What I’m specifically thinking of here are scanning technologies based on non-ionizing terahertz electromagnetic waves, the very kind of waves that today look through your underwear at many airports. That same technology can be used for detection as easily as for imaging. Materials have submillimeter signatures that can be detected in very small amounts from distances up to 10 meters.
Think back to videos of the recent events in Boston. One of those bombs exploded directly in front of a Lenscrafters optical store. Why couldn’t that store aim out its front window one or more terahertz detectors tuned to read a broad list of submillimeter substance signatures including most common explosives?
Don’t carry a bomb on front of my store.
This isn’t some government program we’re talking about, it’s Lenscrafters or Starbucks. Insurance companies could come to require it, creating a veritable obstacle course down Main Street for terrorists and wackos.
It wouldn’t end terrorism but it would make terrorism more difficult. And since terrorism is typically a crime of opportunity, those who embraced such solutions could strongly encourage the bad guys to go elsewhere.
But what about constitutionality? What about cost?
I see these as passive systems that might be legal or might be able to be made legal through legislation, but that’s not my area of expertise so legal tests will have to be done.
As for cost, we’re right at the threshold of a renaissance in terahertz science. Yes, those peek-through-your undies machines at the airport cost up to $1 million, but it is important to realize they represent older science and were built for the Homeland Security pork trough: they are vastly more expensive than they need to be.
Your tax dollars at work.
Now here’s a fact that may startle you. A terahertz emitter can also be used as a detector and it is right now possible to build perfectly practical terahertz emitters as I’ve described for less than a dollar. These are devices that could be powered in every sense (both in terms of electricity and computation) by something along the lines of an iPod Touch. It’s a dongle and an app, both potentially available in volume for under $10.

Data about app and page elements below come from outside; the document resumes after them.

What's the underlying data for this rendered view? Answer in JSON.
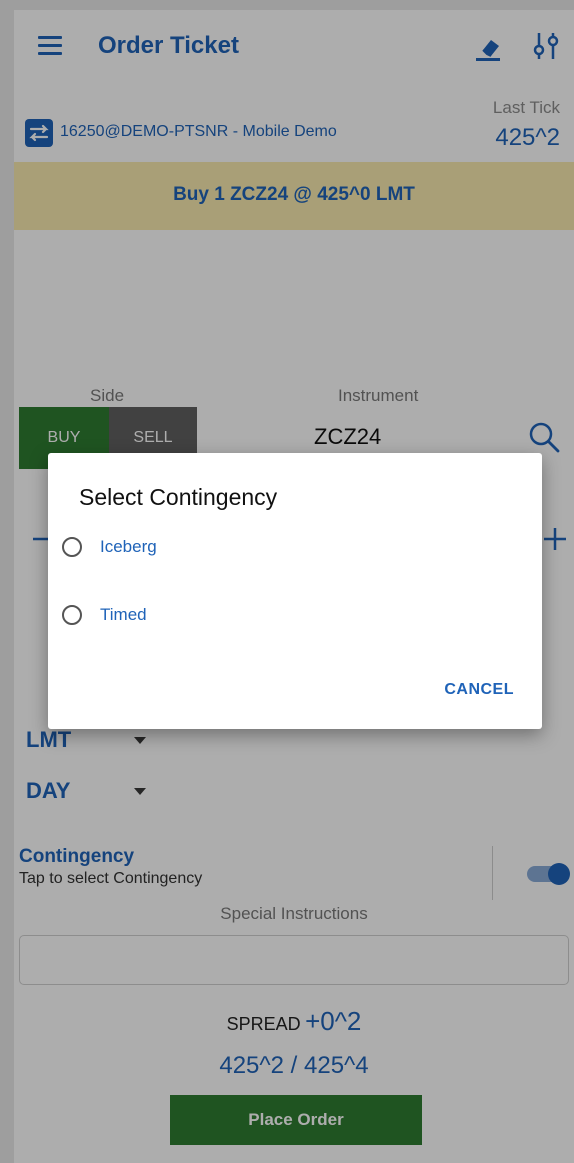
{
  "header": {
    "title": "Order Ticket",
    "eraser_icon": "eraser-icon",
    "settings_icon": "tune-icon"
  },
  "account": {
    "name": "16250@DEMO-PTSNR - Mobile Demo",
    "last_tick_label": "Last Tick",
    "last_tick_value": "425^2"
  },
  "summary": {
    "text": "Buy 1 ZCZ24 @ 425^0 LMT",
    "bg_color": "#f9ebb0"
  },
  "side": {
    "label": "Side",
    "buy_label": "BUY",
    "sell_label": "SELL",
    "selected": "BUY"
  },
  "instrument": {
    "label": "Instrument",
    "value": "ZCZ24"
  },
  "order_type": {
    "value": "LMT"
  },
  "duration": {
    "value": "DAY"
  },
  "contingency": {
    "title": "Contingency",
    "subtitle": "Tap to select Contingency",
    "toggle_on": true
  },
  "special_instructions": {
    "label": "Special Instructions",
    "value": ""
  },
  "spread": {
    "label": "SPREAD",
    "value": "+0^2"
  },
  "bid_ask": "425^2 / 425^4",
  "place_order_label": "Place Order",
  "dialog": {
    "title": "Select Contingency",
    "options": [
      {
        "label": "Iceberg",
        "selected": false
      },
      {
        "label": "Timed",
        "selected": false
      }
    ],
    "cancel_label": "CANCEL"
  },
  "colors": {
    "accent": "#1f63b8",
    "buy": "#2e7d32",
    "sell": "#616161"
  }
}
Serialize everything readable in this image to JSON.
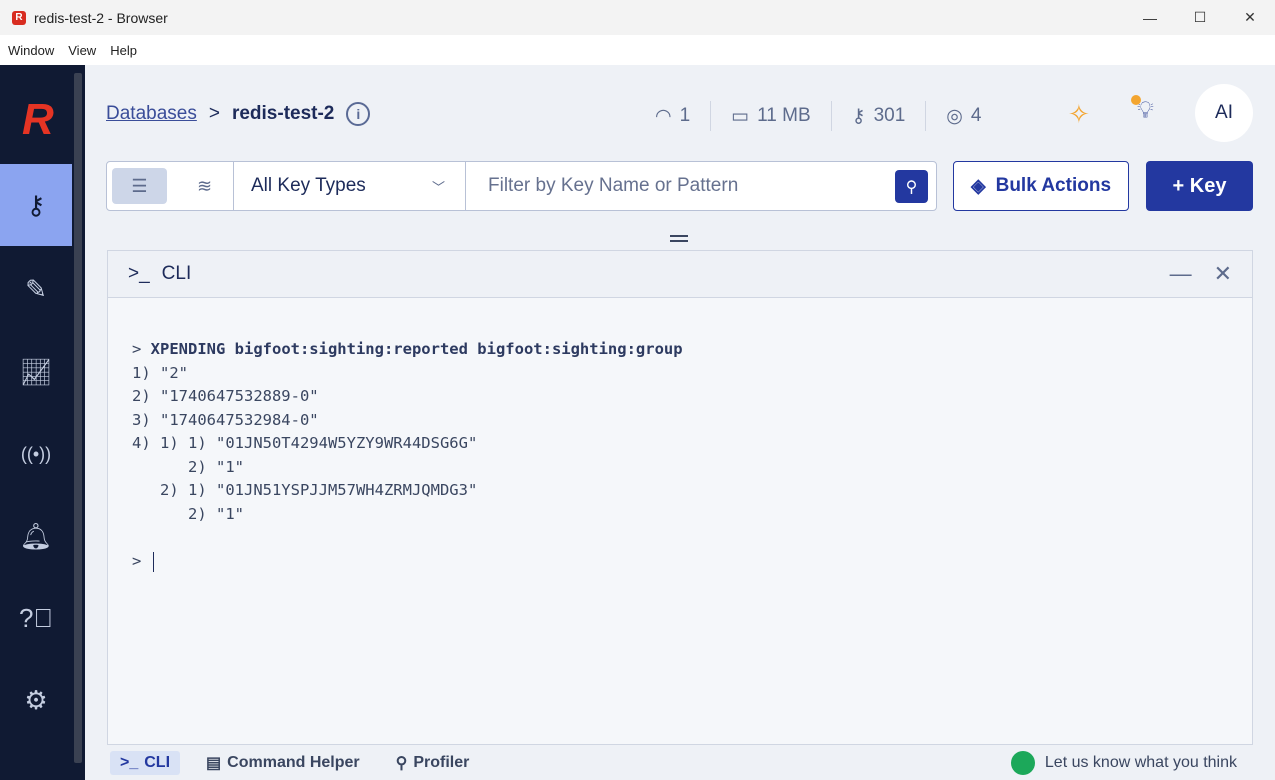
{
  "window": {
    "title": "redis-test-2 - Browser",
    "menu": [
      "Window",
      "View",
      "Help"
    ]
  },
  "breadcrumb": {
    "root": "Databases",
    "separator": ">",
    "current": "redis-test-2"
  },
  "stats": {
    "clients": "1",
    "memory": "11 MB",
    "keys": "301",
    "users": "4"
  },
  "avatar": "AI",
  "filter": {
    "key_type": "All Key Types",
    "placeholder": "Filter by Key Name or Pattern"
  },
  "buttons": {
    "bulk": "Bulk Actions",
    "add_key": "+ Key"
  },
  "cli": {
    "title": "CLI",
    "prompt_symbol": ">_",
    "command": "XPENDING bigfoot:sighting:reported bigfoot:sighting:group",
    "output": [
      "1) \"2\"",
      "2) \"1740647532889-0\"",
      "3) \"1740647532984-0\"",
      "4) 1) 1) \"01JN50T4294W5YZY9WR44DSG6G\"",
      "      2) \"1\"",
      "   2) 1) \"01JN51YSPJJM57WH4ZRMJQMDG3\"",
      "      2) \"1\""
    ],
    "prompt": ">"
  },
  "bottom": {
    "cli": "CLI",
    "helper": "Command Helper",
    "profiler": "Profiler",
    "feedback": "Let us know what you think"
  },
  "colors": {
    "primary": "#2338a0",
    "sidebar": "#101a33",
    "logo": "#e53424",
    "active_nav": "#8ba4f0"
  }
}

What business owner wouldn’t invest in something like that, especially if it was required by the insurance company? Hell, it’s cheap enough to be provided by the insurance company.
Not in front of my store you don’t!
I, Cringely - Cringely on technology